While there are an abundance of cats seen in the alleys, many are indoor cats. This was a very fortunate cat, living at ground level next to a seafood restaurant. This happy cat was fed frequently by tourists dining just across the walkway during our lunch. Continue reading →
The colorful streets of Brasov were in stark contrast to the reason for our visit to the Transylvanian Mountains of Romania, Dracula’s Castle. It could also be called Romania’s biggest tourist trap and collection of tchotchke shops. Continue reading →
The luck of the draw. Many, if not most, reading this blog were simply fortunate to have been born in the USA, had access to good education, good medical treatment and above all, a democracy. Not so for those living in Romania during much of my lifetime. Continue reading →
In the most northern part of Romania, literally just yards from the Ukraine boarder, lies the small village of Sapanta. This town has become a tourist attraction due to its unusual cemetery with hand carved, brightly painted blue crosses and witty rhymes about the deceased’s life, the Merry Cemetery. Sometimes there is an epitaph of what caused their death.
Sibiu, Romania is a charming maze of winding cobblestone streets, large open squares and fine restaurants. It was a very welcomed relief from the gritty streets of Bucharest. I had seen the above blue wall and cat scene photo posted by Vagabon and Dave sixty days earlier in their travel blog and instantly loved it. So I cruised from Texas to Spain, flew from Barcelona to Bucharest, rented a car to Sibiu just to see these beautiful blue tones….. Thank you Bonnie and Dave! Continue reading →
The Transfagarasan Highway was made famous by a British TV show which named it the world’s best highway for sports car enthusiasts. It obviously would be great fun in a sports car with the road blocked off for a race, as it was a few days after these photos. However, this was a very worrisome ride due to dodging fallen rocks and the aggressive Romanian drivers constantly passing on blind curves. Continue reading →
Driving across the Romania countryside there are many haystacks in the wide open fields, people’s yards and even in the apple orchards. This is the winter food for the sheep, cattle and dairy cows. The plastic tarp on top is supposed to help protect the stack from rain and snow. However, they never seemed to be very large nor tied into place very well, so apparently this protection is optional. Continue reading →
The Palace of Parliament or People’s House in Bucharest, Romania is the second largest building in the world, after the Pentagon. But the People’s House is barely occupied. Nicolae Ceausescu and his wife Elena died of lead poisoning from a 1989 Christmas Day firing squad just before its completion, so they never got to live in this extravagant building.
Time for another haircut. I passed up a haircut in Barcelona opting for Bucharest instead as it sounded a bit more exotic to me. How could anyone in need of a haircut pass up a barber shop called Frize Bad?

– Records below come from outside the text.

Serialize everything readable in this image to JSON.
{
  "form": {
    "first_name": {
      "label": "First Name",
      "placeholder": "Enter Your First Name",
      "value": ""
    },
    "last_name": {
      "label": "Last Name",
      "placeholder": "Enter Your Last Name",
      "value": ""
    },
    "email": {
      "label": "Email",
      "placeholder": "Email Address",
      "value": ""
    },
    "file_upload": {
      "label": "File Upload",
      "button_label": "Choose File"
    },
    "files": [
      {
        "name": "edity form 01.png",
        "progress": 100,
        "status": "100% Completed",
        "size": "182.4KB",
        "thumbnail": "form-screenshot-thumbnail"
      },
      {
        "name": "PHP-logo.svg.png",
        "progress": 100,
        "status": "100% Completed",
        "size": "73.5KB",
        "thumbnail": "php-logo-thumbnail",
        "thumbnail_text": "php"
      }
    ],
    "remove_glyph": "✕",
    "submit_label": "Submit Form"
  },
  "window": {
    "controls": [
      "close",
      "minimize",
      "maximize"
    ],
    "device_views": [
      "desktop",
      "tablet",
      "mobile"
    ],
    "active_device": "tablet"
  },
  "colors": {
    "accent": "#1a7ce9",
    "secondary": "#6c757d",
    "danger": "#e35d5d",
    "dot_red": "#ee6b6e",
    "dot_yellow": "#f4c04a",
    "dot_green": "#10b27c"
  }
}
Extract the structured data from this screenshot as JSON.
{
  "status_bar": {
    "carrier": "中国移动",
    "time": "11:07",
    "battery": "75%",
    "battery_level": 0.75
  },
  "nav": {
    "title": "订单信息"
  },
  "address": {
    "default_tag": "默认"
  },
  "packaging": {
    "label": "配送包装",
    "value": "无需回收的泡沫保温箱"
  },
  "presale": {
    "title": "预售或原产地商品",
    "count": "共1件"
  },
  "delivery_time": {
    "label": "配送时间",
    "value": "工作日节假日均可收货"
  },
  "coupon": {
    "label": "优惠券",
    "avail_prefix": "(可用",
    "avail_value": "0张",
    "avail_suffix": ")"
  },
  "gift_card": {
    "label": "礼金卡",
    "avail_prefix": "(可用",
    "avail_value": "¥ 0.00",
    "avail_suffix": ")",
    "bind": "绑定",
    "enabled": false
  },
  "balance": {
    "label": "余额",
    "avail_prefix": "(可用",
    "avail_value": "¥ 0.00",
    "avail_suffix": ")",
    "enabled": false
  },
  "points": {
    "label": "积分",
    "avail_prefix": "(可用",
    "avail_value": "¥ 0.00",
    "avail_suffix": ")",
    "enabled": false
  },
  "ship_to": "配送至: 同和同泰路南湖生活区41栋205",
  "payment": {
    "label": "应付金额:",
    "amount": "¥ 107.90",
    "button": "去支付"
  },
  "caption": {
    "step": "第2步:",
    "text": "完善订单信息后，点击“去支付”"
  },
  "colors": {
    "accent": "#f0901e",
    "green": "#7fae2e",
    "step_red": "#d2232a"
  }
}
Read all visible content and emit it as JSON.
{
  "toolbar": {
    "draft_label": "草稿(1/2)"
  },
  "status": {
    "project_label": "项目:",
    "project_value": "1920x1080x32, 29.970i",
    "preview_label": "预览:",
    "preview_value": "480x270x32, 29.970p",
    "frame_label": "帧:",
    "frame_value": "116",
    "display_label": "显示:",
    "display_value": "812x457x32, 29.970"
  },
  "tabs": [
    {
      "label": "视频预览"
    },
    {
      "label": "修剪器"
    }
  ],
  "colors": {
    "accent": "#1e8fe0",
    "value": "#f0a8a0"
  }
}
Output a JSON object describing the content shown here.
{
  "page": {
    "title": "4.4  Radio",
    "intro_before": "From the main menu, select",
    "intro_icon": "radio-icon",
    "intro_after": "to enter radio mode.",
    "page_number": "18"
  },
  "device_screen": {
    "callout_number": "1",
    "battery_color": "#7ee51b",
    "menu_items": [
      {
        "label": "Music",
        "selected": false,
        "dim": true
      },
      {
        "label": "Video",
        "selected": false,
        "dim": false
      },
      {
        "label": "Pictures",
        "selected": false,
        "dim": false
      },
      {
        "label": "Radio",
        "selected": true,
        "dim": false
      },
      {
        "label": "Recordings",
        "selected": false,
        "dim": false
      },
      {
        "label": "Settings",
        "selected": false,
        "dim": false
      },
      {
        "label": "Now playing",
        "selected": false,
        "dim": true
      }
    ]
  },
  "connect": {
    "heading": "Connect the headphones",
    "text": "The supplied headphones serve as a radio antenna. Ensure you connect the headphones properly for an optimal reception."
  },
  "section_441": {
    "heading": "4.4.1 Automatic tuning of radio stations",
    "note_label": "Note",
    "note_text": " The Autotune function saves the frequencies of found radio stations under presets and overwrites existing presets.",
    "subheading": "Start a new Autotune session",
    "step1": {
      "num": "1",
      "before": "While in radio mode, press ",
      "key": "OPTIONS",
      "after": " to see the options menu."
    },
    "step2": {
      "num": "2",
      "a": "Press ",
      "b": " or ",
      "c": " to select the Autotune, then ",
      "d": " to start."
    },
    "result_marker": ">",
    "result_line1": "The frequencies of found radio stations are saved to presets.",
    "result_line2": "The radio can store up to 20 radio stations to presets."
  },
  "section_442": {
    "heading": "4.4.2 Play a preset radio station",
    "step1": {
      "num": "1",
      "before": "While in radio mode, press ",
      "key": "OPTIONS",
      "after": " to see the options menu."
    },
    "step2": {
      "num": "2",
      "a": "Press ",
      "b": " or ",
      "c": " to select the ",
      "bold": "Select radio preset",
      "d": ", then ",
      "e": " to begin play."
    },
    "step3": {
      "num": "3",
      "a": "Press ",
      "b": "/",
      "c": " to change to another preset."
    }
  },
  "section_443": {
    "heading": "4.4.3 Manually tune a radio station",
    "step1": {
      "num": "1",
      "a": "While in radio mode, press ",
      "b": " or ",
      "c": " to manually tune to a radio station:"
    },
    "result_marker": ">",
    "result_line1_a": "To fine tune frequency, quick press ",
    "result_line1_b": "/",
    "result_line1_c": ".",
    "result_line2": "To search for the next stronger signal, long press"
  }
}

The large Old Town section of Bucharest is packed with tourists, Romanians on ‘holiday’ and locals eating at the great restaurants. We could have conquered the trolley system, but after sitting around the apartment with our computers all morning making lodging reservations, we needed the exercise the three mile trip offered. Continue reading →